Your vagina may feel different than usual depending on the scenario. New sensations such as vaginal irritation or numbness are grounds to investigate what is causing these changes.
A new sensation in your vagina might be caused by a medical problem. An itching vulva, for example, is a frequent sign of a yeast infection.
Sometimes the shift is merely the normal course of events. For example, when you turn on, your vagina becomes moist, and your vaginal discharge changes during your menstrual cycle – nothing to worry about.
But what about "lack-of-feeling" numbness, or even "tingling" numbness? What does this imply?
If you've been left numb, tingling, or unable to climax, we're here to assist you to figure out what to do next and regain sensation.
So settle down and keep reading – let's get started!
What you should know about vaginal numbness?
To begin with, there is "tingling" numbness and "lack-of-feeling" numbness, which are not the same thing.
A tingling numbness sensation is similar to the pins-and-needles sensation you can get when your leg or arm "sleeps." this tingling, prickly sensation, on the other hand, is virtually invariably nerve-related. Some women experience it during arousal or after engaging in strenuous sexual activity.
This, however, is not the same as a full "loss of sensation" sort of numbness. Neither kind of vaginal numbness is necessarily "normal," but it is less prevalent than many people believe.
Can vaginal numbness be caused by stress and hormonal changes?
Without a doubt
Giving birth and menopause may produce vaginal numbness or diminished feeling due to hormonal changes.
This is related to reducing estrogen levels, which alter the appearance and feel of your vagina. Your vagina and vulva may become drier, thinner, and less elastic as a result of this condition.
Stress, particularly continuous stress, might also induce vaginal numbness.
Sexual function is largely reliant on what is going on not just mentally, but also unconsciously, as well as physiologically.
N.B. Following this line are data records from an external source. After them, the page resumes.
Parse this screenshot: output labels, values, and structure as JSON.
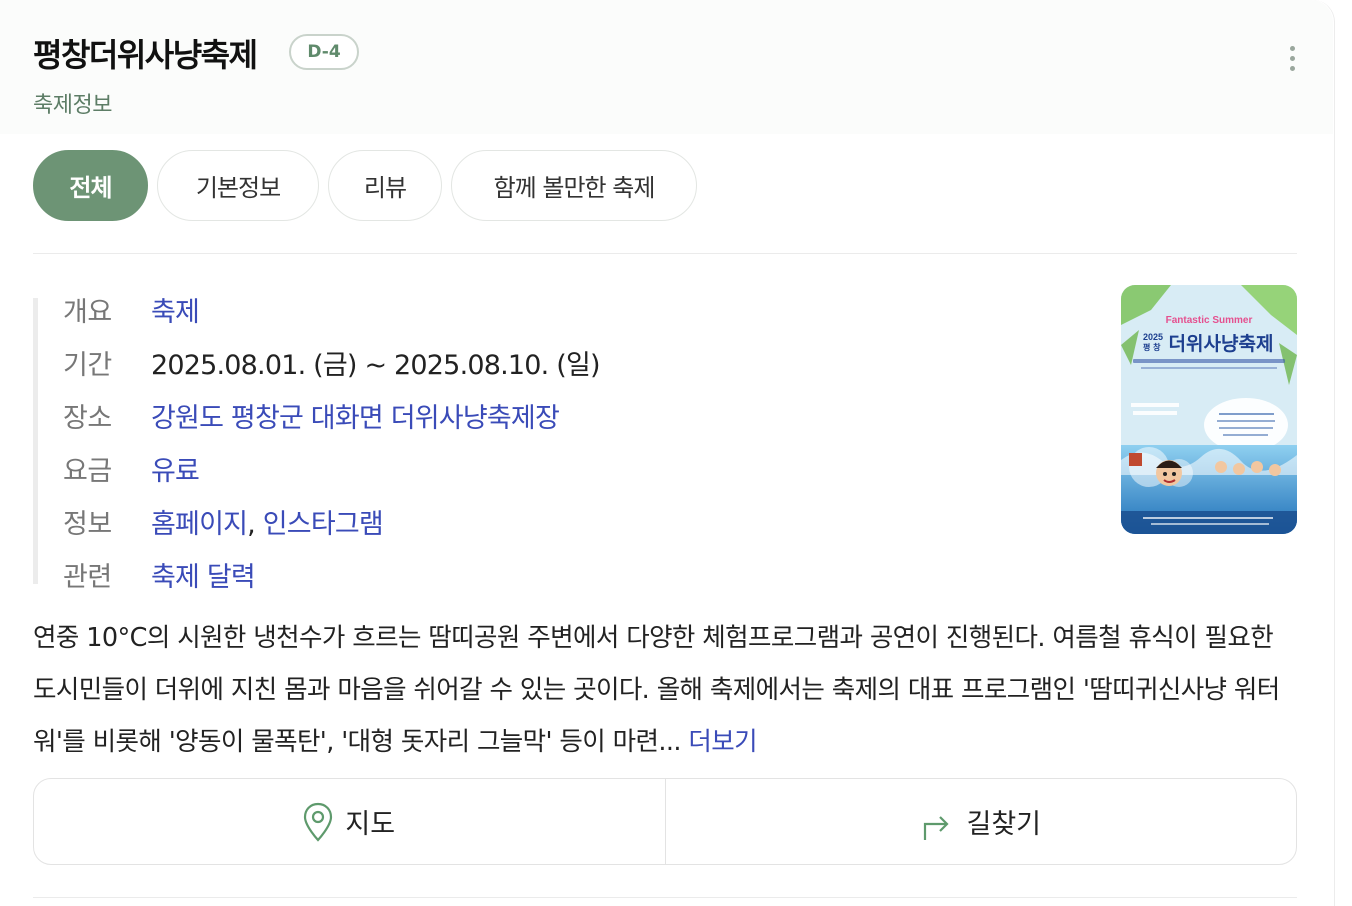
{
  "header": {
    "title": "평창더위사냥축제",
    "dday_badge": "D-4",
    "subtitle": "축제정보",
    "more_icon": "vertical-ellipsis"
  },
  "tabs": [
    {
      "label": "전체",
      "active": true
    },
    {
      "label": "기본정보",
      "active": false
    },
    {
      "label": "리뷰",
      "active": false
    },
    {
      "label": "함께 볼만한 축제",
      "active": false
    }
  ],
  "info": {
    "overview": {
      "key": "개요",
      "value": "축제"
    },
    "period": {
      "key": "기간",
      "value": "2025.08.01. (금) ~  2025.08.10. (일)"
    },
    "place": {
      "key": "장소",
      "value": "강원도 평창군 대화면 더위사냥축제장"
    },
    "fee": {
      "key": "요금",
      "value": "유료"
    },
    "links": {
      "key": "정보",
      "homepage": "홈페이지",
      "separator": ",",
      "instagram": "인스타그램"
    },
    "related": {
      "key": "관련",
      "value": "축제 달력"
    }
  },
  "poster": {
    "headline": "Fantastic Summer",
    "year": "2025",
    "place": "평 창",
    "title": "더위사냥축제"
  },
  "description": {
    "text": "연중 10°C의 시원한 냉천수가 흐르는 땀띠공원 주변에서 다양한 체험프로그램과 공연이 진행된다. 여름철 휴식이 필요한 도시민들이 더위에 지친 몸과 마음을 쉬어갈 수 있는 곳이다. 올해 축제에서는 축제의 대표 프로그램인 '땀띠귀신사냥 워터워'를 비롯해 '양동이 물폭탄', '대형 돗자리 그늘막' 등이 마련...",
    "more_label": "더보기"
  },
  "actions": [
    {
      "label": "지도",
      "icon": "map-pin-icon"
    },
    {
      "label": "길찾기",
      "icon": "directions-arrow-icon"
    }
  ],
  "colors": {
    "accent_green": "#6d9475",
    "link_blue": "#3a4bb8",
    "subtitle_green": "#5d7d66"
  }
}
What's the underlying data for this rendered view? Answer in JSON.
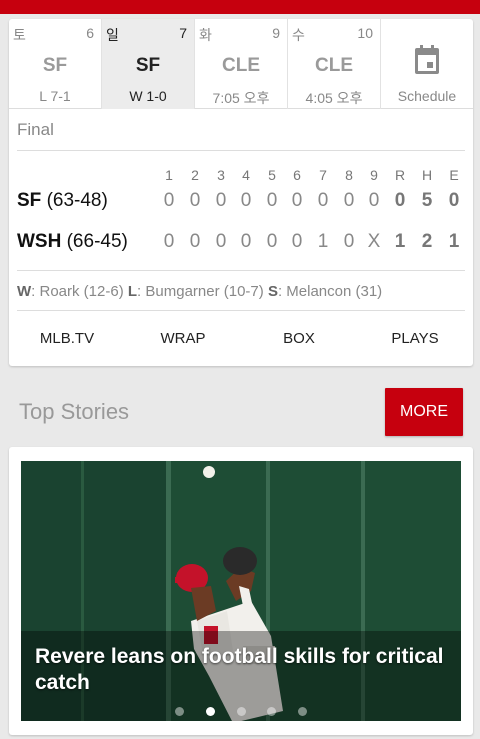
{
  "colors": {
    "accent": "#c6000e"
  },
  "days": [
    {
      "dow": "토",
      "num": "6",
      "team": "SF",
      "result": "L 7-1",
      "selected": false
    },
    {
      "dow": "일",
      "num": "7",
      "team": "SF",
      "result": "W 1-0",
      "selected": true
    },
    {
      "dow": "화",
      "num": "9",
      "team": "CLE",
      "result": "7:05 오후",
      "selected": false
    },
    {
      "dow": "수",
      "num": "10",
      "team": "CLE",
      "result": "4:05 오후",
      "selected": false
    }
  ],
  "schedule": {
    "label": "Schedule",
    "icon": "calendar-icon"
  },
  "game": {
    "status": "Final",
    "columns": [
      "1",
      "2",
      "3",
      "4",
      "5",
      "6",
      "7",
      "8",
      "9",
      "R",
      "H",
      "E"
    ],
    "teams": [
      {
        "abbr": "SF",
        "record": "(63-48)",
        "cells": [
          "0",
          "0",
          "0",
          "0",
          "0",
          "0",
          "0",
          "0",
          "0",
          "0",
          "5",
          "0"
        ]
      },
      {
        "abbr": "WSH",
        "record": "(66-45)",
        "cells": [
          "0",
          "0",
          "0",
          "0",
          "0",
          "0",
          "1",
          "0",
          "X",
          "1",
          "2",
          "1"
        ]
      }
    ],
    "pitchers": {
      "w_label": "W",
      "w_text": ": Roark (12-6) ",
      "l_label": "L",
      "l_text": ": Bumgarner (10-7) ",
      "s_label": "S",
      "s_text": ": Melancon (31)"
    },
    "links": [
      "MLB.TV",
      "WRAP",
      "BOX",
      "PLAYS"
    ]
  },
  "stories": {
    "title": "Top Stories",
    "more_label": "MORE",
    "headline": "Revere leans on football skills for critical catch",
    "dot_count": 5,
    "active_dot": 1
  }
}
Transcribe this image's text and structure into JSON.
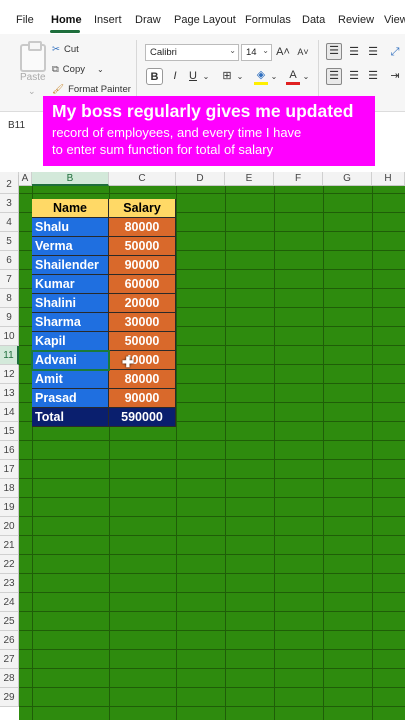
{
  "ribbon_tabs": [
    "File",
    "Home",
    "Insert",
    "Draw",
    "Page Layout",
    "Formulas",
    "Data",
    "Review",
    "View"
  ],
  "active_tab": "Home",
  "clipboard": {
    "paste_label": "Paste",
    "cut_label": "Cut",
    "copy_label": "Copy",
    "format_painter_label": "Format Painter"
  },
  "font": {
    "name": "Calibri",
    "size": "14",
    "bold": "B",
    "italic": "I",
    "underline": "U"
  },
  "name_box": "B11",
  "overlay": {
    "title": "My boss regularly gives me updated",
    "line1": "record of employees, and every time I have",
    "line2": "to enter sum function for total of salary"
  },
  "columns": [
    "A",
    "B",
    "C",
    "D",
    "E",
    "F",
    "G",
    "H"
  ],
  "selected_column": "B",
  "rows": [
    "2",
    "3",
    "4",
    "5",
    "6",
    "7",
    "8",
    "9",
    "10",
    "11",
    "12",
    "13",
    "14",
    "15",
    "16",
    "17",
    "18",
    "19",
    "20",
    "21",
    "22",
    "23",
    "24",
    "25",
    "26",
    "27",
    "28",
    "29"
  ],
  "selected_row": "11",
  "table": {
    "header_name": "Name",
    "header_salary": "Salary",
    "records": [
      {
        "name": "Shalu",
        "salary": "80000"
      },
      {
        "name": "Verma",
        "salary": "50000"
      },
      {
        "name": "Shailender",
        "salary": "90000"
      },
      {
        "name": "Kumar",
        "salary": "60000"
      },
      {
        "name": "Shalini",
        "salary": "20000"
      },
      {
        "name": "Sharma",
        "salary": "30000"
      },
      {
        "name": "Kapil",
        "salary": "50000"
      },
      {
        "name": "Advani",
        "salary": "40000"
      },
      {
        "name": "Amit",
        "salary": "80000"
      },
      {
        "name": "Prasad",
        "salary": "90000"
      }
    ],
    "total_label": "Total",
    "total_value": "590000"
  },
  "colors": {
    "sheet_fill": "#2e8b0e",
    "header_fill": "#ffd966",
    "name_fill": "#1f6fe0",
    "salary_fill": "#d9692b",
    "total_fill": "#0a1f6e",
    "overlay": "#ff00ff",
    "accent": "#1e6e3c"
  }
}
It's not unusual for chronic stress to have an impact on your sexual life, including vaginal feelings.
This was most likely caused by a combination of stress-related mental distractions and elevated levels of the stress hormone cortisol.
What about childbirth or a traumatic event?
Vaginal injuries or complicated vaginal births might also cause you to lose feeling down there.
Giving birth may put a lot of strain on, stretch, or even harm your pelvic floor nerves. This is particularly typical if you gave birth to a larger bundle of joy.
When a nerve or a blood artery bringing blood to the region is severed, the vaginal feeling might be lost. This may undoubtedly have an impact on how sex feels, and for some women, this presents as numbness or tingling.
Vaginal numbness is a common problem that can be caused by a number of factors. Dr. Peter Lotze has a few tips on how to fix it. First, relax and breathe deeply. Repeating these exercises will help to decrease the amount of nerve sensation in the vagina. If this doesn't work, try using over the counter creams or gels that contain arousal hormones like DHEA. If those remedies don't work, see a doctor who can inject Botox into the vaginal nerve to decrease sensation.